--- START ---

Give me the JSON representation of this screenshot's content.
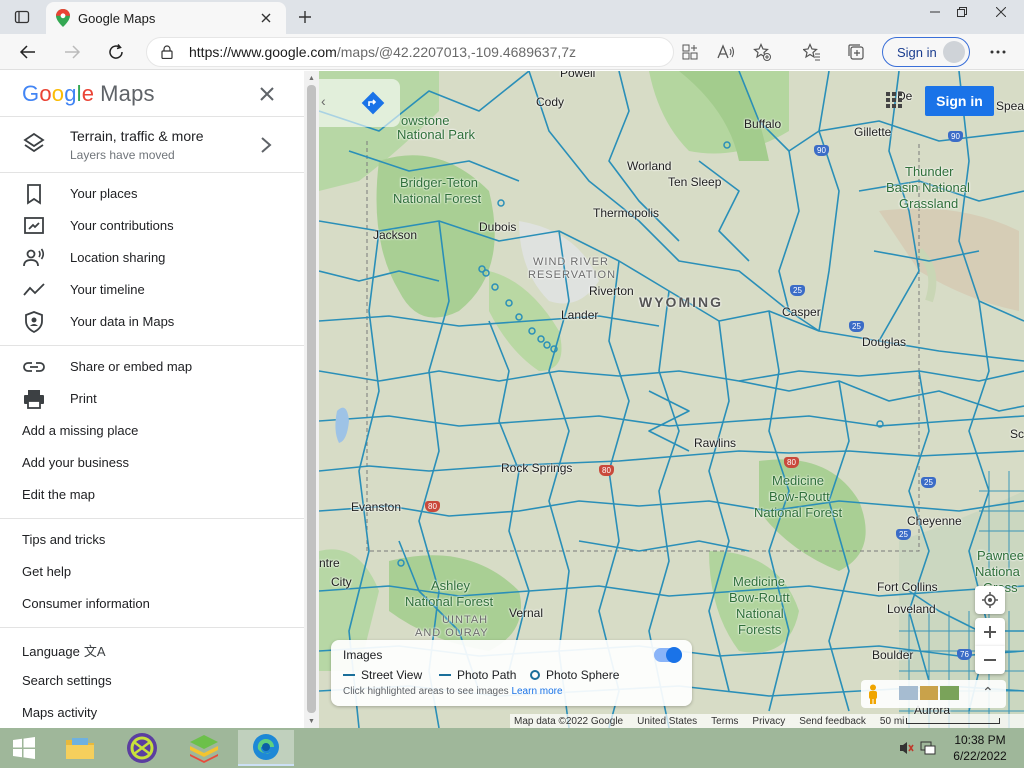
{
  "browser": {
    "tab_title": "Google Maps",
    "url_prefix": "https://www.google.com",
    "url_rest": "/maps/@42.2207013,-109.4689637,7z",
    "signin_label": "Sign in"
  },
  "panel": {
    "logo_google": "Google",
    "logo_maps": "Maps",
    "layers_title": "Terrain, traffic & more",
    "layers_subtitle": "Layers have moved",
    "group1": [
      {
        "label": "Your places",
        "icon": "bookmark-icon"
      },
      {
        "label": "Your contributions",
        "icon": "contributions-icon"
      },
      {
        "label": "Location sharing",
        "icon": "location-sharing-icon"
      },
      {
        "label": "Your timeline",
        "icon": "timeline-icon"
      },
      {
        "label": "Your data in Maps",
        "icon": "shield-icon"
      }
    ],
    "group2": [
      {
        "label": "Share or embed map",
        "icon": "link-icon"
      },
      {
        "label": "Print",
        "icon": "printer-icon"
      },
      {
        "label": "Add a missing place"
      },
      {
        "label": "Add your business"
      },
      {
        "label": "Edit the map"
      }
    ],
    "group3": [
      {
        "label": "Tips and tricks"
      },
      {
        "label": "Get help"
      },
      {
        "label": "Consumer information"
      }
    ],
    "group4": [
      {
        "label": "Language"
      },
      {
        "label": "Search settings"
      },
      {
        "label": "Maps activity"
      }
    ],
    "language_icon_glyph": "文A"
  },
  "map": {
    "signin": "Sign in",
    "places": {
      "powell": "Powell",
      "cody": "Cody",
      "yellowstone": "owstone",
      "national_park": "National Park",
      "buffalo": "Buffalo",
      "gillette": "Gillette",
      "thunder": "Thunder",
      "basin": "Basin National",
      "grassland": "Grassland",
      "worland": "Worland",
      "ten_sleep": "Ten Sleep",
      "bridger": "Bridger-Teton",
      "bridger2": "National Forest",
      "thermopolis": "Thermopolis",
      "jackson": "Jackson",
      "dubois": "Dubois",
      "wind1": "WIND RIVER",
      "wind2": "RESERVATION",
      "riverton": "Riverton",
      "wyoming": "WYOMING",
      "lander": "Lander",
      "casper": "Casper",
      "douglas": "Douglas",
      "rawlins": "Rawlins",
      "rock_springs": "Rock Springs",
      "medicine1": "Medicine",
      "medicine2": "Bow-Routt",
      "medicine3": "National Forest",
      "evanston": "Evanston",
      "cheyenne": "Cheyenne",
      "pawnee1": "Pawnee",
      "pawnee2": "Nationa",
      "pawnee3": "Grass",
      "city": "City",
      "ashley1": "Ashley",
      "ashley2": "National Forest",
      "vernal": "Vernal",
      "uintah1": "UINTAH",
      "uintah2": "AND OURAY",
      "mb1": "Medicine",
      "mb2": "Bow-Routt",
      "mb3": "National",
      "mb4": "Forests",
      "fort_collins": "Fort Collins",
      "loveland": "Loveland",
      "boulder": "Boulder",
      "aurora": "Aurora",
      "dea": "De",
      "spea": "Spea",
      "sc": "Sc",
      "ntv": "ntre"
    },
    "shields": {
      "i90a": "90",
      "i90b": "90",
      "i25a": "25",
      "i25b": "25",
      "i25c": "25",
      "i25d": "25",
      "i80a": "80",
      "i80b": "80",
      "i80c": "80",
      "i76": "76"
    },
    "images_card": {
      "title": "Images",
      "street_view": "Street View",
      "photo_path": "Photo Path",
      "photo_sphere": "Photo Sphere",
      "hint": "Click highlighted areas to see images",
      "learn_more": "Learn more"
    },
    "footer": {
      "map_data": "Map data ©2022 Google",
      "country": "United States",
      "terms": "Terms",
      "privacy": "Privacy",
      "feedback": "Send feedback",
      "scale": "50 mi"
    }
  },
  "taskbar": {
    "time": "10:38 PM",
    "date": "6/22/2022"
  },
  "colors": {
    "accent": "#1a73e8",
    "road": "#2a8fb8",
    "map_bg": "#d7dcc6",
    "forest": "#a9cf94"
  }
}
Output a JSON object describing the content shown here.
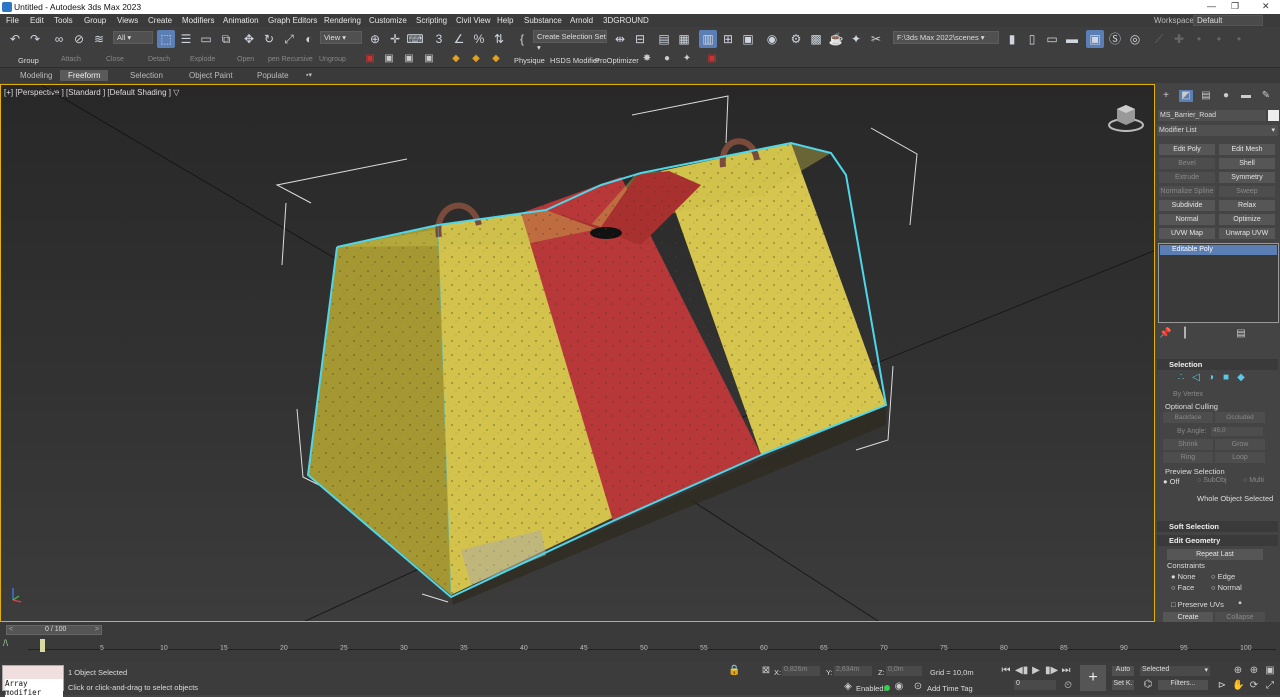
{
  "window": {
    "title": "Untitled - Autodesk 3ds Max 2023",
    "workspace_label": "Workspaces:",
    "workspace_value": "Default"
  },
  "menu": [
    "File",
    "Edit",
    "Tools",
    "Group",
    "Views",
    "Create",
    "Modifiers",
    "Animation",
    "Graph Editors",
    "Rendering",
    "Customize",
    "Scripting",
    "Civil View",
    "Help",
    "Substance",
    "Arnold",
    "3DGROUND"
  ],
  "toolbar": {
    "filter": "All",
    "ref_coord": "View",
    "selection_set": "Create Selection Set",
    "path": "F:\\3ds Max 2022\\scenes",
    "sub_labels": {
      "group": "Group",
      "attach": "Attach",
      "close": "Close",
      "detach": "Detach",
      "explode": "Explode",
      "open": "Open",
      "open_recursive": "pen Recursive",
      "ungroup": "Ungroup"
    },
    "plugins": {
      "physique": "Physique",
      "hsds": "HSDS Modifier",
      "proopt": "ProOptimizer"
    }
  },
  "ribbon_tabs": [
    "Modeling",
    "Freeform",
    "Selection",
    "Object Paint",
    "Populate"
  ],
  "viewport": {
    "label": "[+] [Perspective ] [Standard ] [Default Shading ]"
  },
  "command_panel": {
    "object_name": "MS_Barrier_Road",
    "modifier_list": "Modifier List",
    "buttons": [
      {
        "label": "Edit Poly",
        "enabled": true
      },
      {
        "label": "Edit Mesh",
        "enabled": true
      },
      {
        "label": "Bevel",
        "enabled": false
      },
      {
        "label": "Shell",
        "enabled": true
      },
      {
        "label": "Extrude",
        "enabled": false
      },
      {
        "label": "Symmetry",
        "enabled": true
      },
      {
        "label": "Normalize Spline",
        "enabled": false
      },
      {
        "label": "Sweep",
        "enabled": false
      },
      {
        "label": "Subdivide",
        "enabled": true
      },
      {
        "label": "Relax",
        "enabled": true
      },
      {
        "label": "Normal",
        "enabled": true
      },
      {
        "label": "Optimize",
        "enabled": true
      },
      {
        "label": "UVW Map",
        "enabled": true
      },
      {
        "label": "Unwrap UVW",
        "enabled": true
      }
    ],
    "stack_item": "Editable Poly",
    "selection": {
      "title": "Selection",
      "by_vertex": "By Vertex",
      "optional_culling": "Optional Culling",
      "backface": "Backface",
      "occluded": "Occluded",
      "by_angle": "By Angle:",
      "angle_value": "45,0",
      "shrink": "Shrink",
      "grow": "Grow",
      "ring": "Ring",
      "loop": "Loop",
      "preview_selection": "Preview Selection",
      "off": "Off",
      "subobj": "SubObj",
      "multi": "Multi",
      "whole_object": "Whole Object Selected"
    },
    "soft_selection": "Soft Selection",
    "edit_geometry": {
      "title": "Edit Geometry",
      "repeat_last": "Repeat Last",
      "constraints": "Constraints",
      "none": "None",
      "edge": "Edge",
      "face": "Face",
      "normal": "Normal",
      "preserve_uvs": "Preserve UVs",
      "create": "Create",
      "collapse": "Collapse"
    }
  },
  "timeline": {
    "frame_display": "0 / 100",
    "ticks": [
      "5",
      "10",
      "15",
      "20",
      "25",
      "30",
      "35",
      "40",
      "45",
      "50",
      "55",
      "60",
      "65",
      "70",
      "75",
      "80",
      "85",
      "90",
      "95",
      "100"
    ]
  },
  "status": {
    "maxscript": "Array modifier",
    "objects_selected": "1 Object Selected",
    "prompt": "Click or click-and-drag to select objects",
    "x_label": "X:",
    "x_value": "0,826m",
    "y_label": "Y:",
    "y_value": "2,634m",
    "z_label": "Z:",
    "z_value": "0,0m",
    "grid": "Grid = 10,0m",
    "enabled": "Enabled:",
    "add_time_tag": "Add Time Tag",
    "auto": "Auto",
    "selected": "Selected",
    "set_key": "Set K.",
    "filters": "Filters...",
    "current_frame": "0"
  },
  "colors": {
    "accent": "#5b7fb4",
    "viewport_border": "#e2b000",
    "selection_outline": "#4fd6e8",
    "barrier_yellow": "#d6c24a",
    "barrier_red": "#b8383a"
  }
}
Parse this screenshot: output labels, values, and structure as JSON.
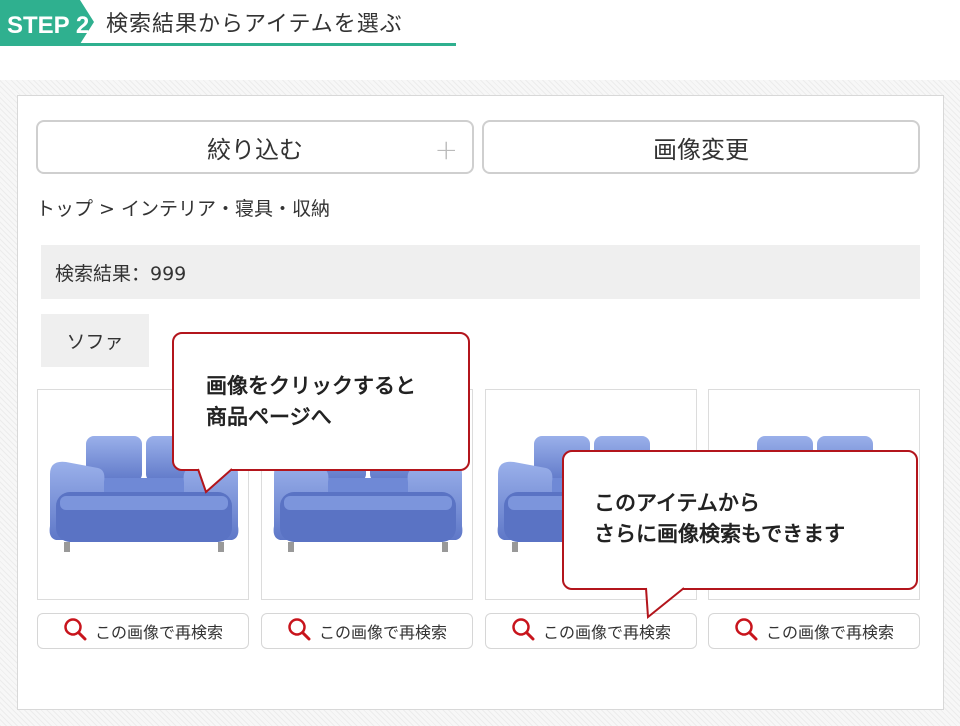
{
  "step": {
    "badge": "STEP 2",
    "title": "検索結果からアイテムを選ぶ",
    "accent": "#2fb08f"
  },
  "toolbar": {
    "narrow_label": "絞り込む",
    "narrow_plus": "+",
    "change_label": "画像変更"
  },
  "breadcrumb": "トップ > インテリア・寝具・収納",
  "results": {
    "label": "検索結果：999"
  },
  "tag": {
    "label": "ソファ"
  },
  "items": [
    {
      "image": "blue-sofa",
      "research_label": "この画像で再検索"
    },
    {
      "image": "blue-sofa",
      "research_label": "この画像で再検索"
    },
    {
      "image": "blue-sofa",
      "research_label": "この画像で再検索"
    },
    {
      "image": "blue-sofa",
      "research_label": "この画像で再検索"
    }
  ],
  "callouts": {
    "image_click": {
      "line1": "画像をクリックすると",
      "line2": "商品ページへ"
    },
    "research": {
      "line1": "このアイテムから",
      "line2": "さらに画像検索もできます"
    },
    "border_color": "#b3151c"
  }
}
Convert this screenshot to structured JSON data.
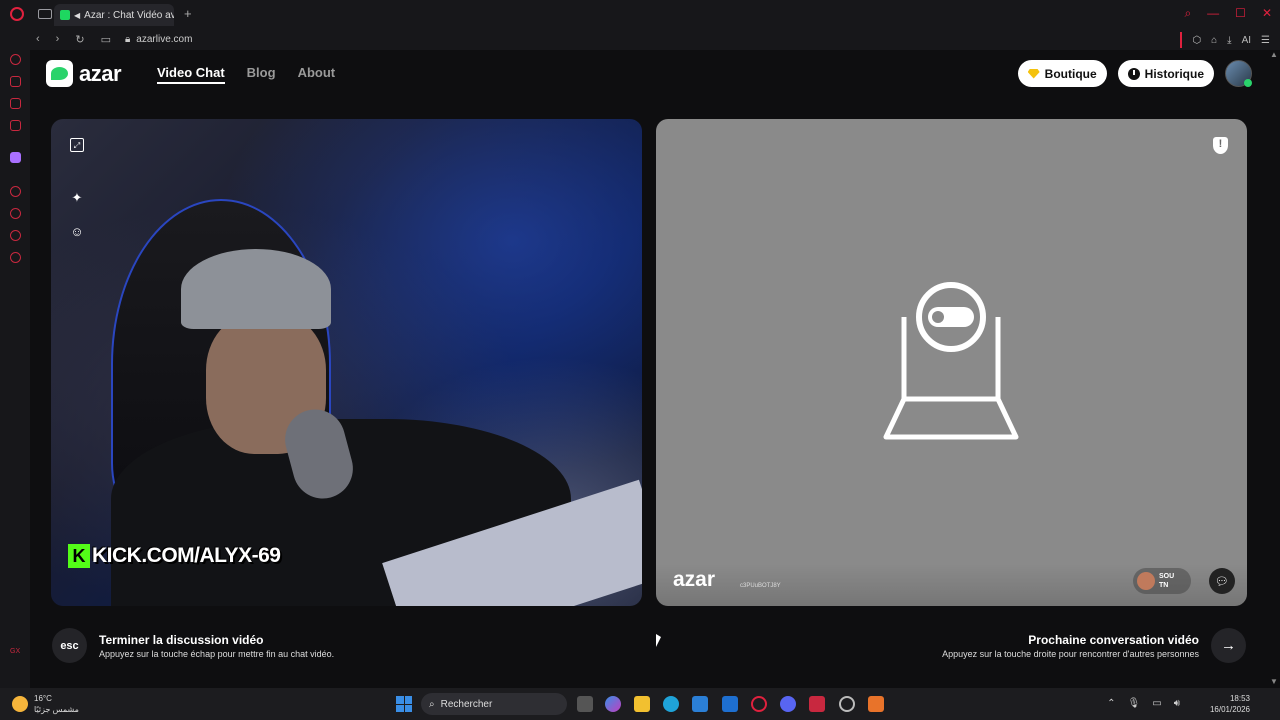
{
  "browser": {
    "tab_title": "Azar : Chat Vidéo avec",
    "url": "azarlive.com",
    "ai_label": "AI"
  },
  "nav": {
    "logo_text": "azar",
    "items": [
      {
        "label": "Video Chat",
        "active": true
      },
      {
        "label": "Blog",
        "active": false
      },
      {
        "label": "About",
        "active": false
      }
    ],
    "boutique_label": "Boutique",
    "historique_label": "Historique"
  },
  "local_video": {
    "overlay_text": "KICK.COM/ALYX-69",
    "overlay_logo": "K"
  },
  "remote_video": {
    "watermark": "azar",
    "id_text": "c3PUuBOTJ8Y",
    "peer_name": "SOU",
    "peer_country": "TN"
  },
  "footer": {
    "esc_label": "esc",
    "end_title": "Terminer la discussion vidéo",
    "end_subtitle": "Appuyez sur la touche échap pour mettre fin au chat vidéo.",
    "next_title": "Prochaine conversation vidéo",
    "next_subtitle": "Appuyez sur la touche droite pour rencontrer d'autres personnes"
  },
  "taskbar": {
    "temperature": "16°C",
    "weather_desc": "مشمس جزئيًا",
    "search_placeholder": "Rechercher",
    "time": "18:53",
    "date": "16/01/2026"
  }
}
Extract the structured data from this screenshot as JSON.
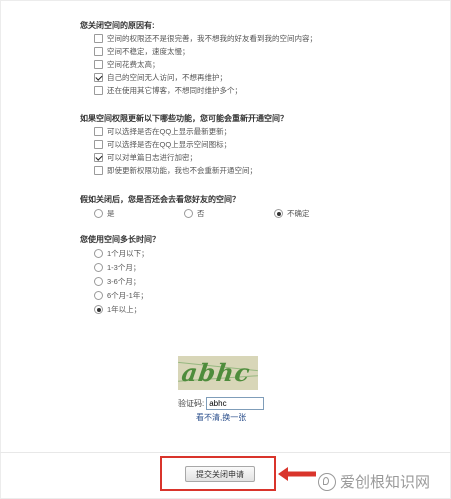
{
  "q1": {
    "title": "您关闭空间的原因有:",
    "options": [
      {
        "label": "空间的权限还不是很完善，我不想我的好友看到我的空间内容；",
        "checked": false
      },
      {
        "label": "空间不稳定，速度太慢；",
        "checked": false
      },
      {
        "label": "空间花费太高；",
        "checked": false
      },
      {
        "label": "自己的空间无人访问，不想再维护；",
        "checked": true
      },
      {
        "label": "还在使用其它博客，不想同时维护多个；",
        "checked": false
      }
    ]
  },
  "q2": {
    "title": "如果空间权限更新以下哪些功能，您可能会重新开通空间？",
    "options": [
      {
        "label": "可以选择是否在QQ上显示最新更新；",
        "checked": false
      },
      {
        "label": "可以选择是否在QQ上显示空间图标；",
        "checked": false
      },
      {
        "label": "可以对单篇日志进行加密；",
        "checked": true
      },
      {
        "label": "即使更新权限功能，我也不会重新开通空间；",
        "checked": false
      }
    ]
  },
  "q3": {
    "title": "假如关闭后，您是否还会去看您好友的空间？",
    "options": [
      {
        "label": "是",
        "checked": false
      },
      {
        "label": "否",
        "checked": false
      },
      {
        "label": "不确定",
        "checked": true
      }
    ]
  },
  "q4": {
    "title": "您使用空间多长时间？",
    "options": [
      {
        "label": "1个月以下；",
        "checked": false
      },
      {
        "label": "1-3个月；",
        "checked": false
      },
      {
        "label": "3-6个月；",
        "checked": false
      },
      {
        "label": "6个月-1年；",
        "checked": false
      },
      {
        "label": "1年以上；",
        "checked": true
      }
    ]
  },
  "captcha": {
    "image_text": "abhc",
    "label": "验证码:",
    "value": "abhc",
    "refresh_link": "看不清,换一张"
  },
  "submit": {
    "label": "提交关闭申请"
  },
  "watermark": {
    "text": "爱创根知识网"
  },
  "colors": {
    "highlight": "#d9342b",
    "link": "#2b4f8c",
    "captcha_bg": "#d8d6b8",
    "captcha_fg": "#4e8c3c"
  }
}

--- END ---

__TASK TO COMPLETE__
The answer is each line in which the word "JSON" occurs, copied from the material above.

__SOLUTION TO THIS EXERCISE__
Give me the JSON representation of this screenshot's content.
Output a JSON object describing the content shown here.
Parse this screenshot: output labels, values, and structure as JSON.
Convert this screenshot to structured JSON data.
Extract the structured data from this screenshot as JSON.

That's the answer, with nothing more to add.